On Jan 13, 2012, the New York Yankees traded Jesus Montero and Hector Noesi to the Seattle Mariners for Michael Pineda and Jose Campos. The main players are Jesus Montero and Michael Pineda.
NYY hasn't had any success with pitcher trades for a long time. Think: Jeff Weaver. Reactions to the trade are mostly positive, especially "officially", by the so-called reporters and analysts. I can't help but think many people mindlessly follow the flow, assuming that Cashman or whoever from the great NYY organization must know what he is doing. The same people said the same thing about the Jeff and other NYY pitcher trades as well, and they have been so wrong for so many years.
As a Yankees fan since mid-1990s, it is sad to see JM gone. We have been hearing his name for years, and when he finally arrived in late 2011, he did not disappoint, hitting .328/.406/.590 in one month. He is clearly the most exciting hitter from the Yankees farm system since Cano, and was expected to significantly contribute to the Yankees' offense in 2012 and beyond. While MP went 9-10, 171 IP, 3.74 ERA, 3.42 FIP, 3.53 xFIP, and 3.4 WAR in 2011, he is by no means a lock in AL East. Besides, hitting ability is more a sure thing than pitching. You can't predict how a young arm like MP will turn out years after years. The trade became more perplexing as NYY also acquired Hiroki Kuroda the same day, a pitcher tested only in NL West.

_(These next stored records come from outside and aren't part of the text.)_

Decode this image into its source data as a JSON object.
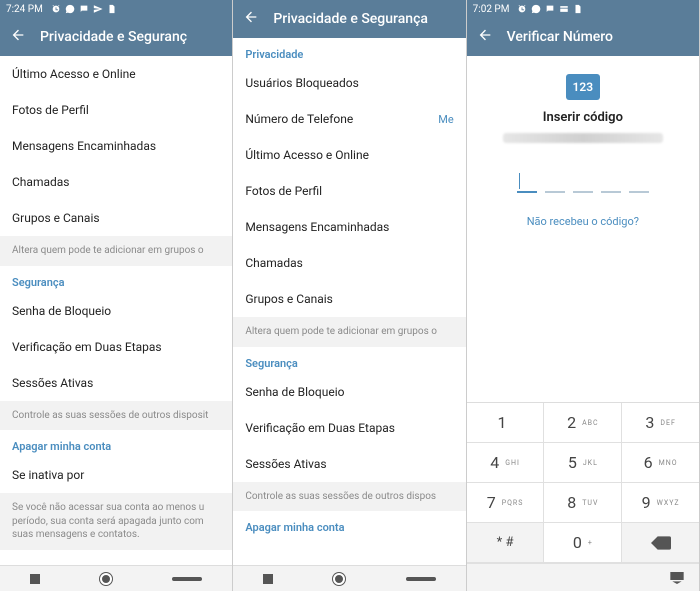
{
  "phone1": {
    "status_time": "7:24 PM",
    "title": "Privacidade e Seguranç",
    "privacy_items": [
      "Último Acesso e Online",
      "Fotos de Perfil",
      "Mensagens Encaminhadas",
      "Chamadas",
      "Grupos e Canais"
    ],
    "privacy_hint": "Altera quem pode te adicionar em grupos o",
    "section_security": "Segurança",
    "security_items": [
      "Senha de Bloqueio",
      "Verificação em Duas Etapas",
      "Sessões Ativas"
    ],
    "security_hint": "Controle as suas sessões de outros disposit",
    "section_delete": "Apagar minha conta",
    "delete_item": "Se inativa por",
    "delete_hint": "Se você não acessar sua conta ao menos u período, sua conta será apagada junto com suas mensagens e contatos."
  },
  "phone2": {
    "title": "Privacidade e Segurança",
    "section_privacy": "Privacidade",
    "privacy_items": [
      {
        "label": "Usuários Bloqueados",
        "value": ""
      },
      {
        "label": "Número de Telefone",
        "value": "Me"
      },
      {
        "label": "Último Acesso e Online",
        "value": ""
      },
      {
        "label": "Fotos de Perfil",
        "value": ""
      },
      {
        "label": "Mensagens Encaminhadas",
        "value": ""
      },
      {
        "label": "Chamadas",
        "value": ""
      },
      {
        "label": "Grupos e Canais",
        "value": ""
      }
    ],
    "privacy_hint": "Altera quem pode te adicionar em grupos o",
    "section_security": "Segurança",
    "security_items": [
      "Senha de Bloqueio",
      "Verificação em Duas Etapas",
      "Sessões Ativas"
    ],
    "security_hint": "Controle as suas sessões de outros dispos",
    "section_delete": "Apagar minha conta"
  },
  "phone3": {
    "status_time": "7:02 PM",
    "title": "Verificar Número",
    "chat_icon_text": "123",
    "insert_label": "Inserir código",
    "resend_label": "Não recebeu o código?",
    "keypad": {
      "rows": [
        [
          {
            "n": "1",
            "l": ""
          },
          {
            "n": "2",
            "l": "ABC"
          },
          {
            "n": "3",
            "l": "DEF"
          }
        ],
        [
          {
            "n": "4",
            "l": "GHI"
          },
          {
            "n": "5",
            "l": "JKL"
          },
          {
            "n": "6",
            "l": "MNO"
          }
        ],
        [
          {
            "n": "7",
            "l": "PQRS"
          },
          {
            "n": "8",
            "l": "TUV"
          },
          {
            "n": "9",
            "l": "WXYZ"
          }
        ]
      ],
      "star_hash": "* #",
      "zero": {
        "n": "0",
        "l": "+"
      }
    }
  }
}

It is fine if JM was traded for a real ace, like Cliff Lee or Felix Hernandez, but MP is not. The main knock on JM is that some people think he can't catch, and if he DH, it will block Jeter, ARod, or Tex having a rest once in while. But the thinking has many faults and fails to see a real problem in the Yankees for the past few years and likely ahead.
Firstly, the catching problem. Posada was never a great catcher, but he did just fine at least early in his career. It is hard to imagine Russel Martin or others to catch so brilliantly to offset their hitting woes, unless Martin shows he can hit consistently in averages and power. Secondly, JM blocking DH being even an issue is comical. Jeter, ARod, or Tex needs outright rest, not DH, if they can't play the field. When they do need a rest, nobody is significantly better a hitter than a regular JM, who can rest once in a while to clear the spot as well. JM can also catch, although we will never know now.
The most pressing issue, which is quite apparent yet few people like to acknowledge, is that the Yankees offense is facing a decline that has proved fatal in the playoffs.
Jeter hasn't been the good old playoff hitter since 2005. ARod is hot in one year and then ice cold for many years. Tex and Swisher have never hit in the playoffs. Cano is consistent but has never had the same, big, game changing hits like others did. Gardner has potential getting on base but definitely no power. That leaves Granderson, who is unlikely to repeat his 2011 early, regular season performance.
So the Yankees can still get into the playoffs, but they have been having big trouble there. In 2009 they needed ARod to bail them out late multiple times and then Matsui's 6 RBI Game 6. But in 2010 and 2011 they were shut down in many close games. They would get on base, but the big hits just didn't come frequently enough. The current class of players can't be counted to reverse this trend, neither can the "newer" players like Nunez and Andruw Jones.
Teams need a standout hitter in the playoffs, like Bernie Williams and Jim Leyritz in 1996, Scott Brosius in 1998, Mike Napoli and David Freese in 2011. Without a fresh big bat like JM, I predict that Yankees will not have any success in October, one day after this trade announcement.
Interesting to see if the prediciton pans out in October 2012 and 5 years later.